■ Your assignment ■
Note how many lines in the entries contain the string "icon", then give that number and nothing else.

Component data from apps and pages
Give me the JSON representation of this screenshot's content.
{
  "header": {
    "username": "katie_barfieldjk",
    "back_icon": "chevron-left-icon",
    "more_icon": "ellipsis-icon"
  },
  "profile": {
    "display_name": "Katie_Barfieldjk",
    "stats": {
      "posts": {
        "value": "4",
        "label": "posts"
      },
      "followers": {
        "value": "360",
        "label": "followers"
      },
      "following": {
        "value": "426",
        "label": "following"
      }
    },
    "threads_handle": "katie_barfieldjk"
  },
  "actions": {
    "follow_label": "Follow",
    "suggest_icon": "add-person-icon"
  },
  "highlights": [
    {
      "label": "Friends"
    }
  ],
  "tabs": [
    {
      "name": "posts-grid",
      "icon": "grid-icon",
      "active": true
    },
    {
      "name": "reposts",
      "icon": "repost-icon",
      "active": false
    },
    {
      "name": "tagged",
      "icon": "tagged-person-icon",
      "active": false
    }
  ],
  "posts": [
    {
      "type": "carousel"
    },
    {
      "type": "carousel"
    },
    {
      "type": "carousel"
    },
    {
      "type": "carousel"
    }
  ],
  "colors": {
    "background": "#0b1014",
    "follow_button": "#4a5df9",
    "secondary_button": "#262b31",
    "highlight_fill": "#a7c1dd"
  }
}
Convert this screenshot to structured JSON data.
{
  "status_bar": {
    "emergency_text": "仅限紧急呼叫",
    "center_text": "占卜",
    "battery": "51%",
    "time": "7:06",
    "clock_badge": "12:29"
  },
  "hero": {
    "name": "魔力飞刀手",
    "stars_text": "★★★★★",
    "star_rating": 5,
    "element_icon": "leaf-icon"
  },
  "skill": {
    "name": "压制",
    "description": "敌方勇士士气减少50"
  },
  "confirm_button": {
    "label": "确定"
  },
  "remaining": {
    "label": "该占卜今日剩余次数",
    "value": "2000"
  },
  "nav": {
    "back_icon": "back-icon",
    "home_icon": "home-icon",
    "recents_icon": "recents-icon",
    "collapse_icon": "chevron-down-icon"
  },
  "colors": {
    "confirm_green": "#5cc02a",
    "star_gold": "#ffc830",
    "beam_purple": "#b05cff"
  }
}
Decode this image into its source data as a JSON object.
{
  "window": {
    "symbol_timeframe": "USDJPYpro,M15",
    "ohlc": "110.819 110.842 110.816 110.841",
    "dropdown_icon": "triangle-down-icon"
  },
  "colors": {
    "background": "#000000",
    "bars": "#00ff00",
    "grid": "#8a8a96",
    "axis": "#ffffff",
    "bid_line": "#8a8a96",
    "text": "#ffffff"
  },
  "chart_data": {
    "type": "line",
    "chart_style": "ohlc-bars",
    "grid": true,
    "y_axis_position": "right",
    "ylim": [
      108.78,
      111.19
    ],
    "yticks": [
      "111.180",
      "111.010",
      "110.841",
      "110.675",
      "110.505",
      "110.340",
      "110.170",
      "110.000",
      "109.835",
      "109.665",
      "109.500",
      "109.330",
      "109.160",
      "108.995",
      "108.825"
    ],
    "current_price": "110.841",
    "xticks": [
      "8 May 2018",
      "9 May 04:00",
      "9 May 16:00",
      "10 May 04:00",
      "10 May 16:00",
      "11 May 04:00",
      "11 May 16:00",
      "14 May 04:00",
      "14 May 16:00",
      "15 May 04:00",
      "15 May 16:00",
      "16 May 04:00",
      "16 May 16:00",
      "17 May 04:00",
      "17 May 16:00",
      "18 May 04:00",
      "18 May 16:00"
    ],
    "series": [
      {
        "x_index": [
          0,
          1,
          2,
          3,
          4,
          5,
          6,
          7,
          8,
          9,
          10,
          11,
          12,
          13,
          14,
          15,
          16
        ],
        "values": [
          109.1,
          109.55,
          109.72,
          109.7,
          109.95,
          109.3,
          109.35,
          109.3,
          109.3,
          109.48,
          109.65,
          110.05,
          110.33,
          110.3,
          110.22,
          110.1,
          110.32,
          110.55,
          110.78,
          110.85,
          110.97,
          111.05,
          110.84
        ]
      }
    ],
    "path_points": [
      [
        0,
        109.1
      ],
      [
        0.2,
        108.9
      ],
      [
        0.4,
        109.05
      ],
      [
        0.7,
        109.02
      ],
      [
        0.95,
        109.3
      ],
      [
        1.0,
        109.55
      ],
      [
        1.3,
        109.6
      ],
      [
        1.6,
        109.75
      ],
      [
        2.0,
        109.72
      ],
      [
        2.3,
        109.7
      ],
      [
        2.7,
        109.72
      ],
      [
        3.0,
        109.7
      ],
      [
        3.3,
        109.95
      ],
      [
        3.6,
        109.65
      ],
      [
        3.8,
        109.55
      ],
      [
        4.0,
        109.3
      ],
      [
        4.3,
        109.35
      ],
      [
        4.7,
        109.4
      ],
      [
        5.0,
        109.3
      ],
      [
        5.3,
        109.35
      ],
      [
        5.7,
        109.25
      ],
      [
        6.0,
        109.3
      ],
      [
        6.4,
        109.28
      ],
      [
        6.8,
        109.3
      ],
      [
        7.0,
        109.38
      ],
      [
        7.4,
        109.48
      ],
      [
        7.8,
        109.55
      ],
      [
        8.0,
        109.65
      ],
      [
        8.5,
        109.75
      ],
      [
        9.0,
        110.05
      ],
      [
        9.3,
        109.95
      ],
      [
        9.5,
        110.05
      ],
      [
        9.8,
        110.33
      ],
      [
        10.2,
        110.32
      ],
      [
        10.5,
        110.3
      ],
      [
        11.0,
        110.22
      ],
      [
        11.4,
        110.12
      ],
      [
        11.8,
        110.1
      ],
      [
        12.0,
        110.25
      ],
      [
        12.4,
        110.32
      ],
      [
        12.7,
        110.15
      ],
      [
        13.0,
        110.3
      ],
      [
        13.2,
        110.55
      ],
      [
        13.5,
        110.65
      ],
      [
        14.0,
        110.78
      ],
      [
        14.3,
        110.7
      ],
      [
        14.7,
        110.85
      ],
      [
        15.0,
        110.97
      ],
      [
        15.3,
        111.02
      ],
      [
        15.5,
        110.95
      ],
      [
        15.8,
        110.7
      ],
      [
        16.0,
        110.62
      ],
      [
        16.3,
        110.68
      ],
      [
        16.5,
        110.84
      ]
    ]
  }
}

■ Result of this exercise ■
12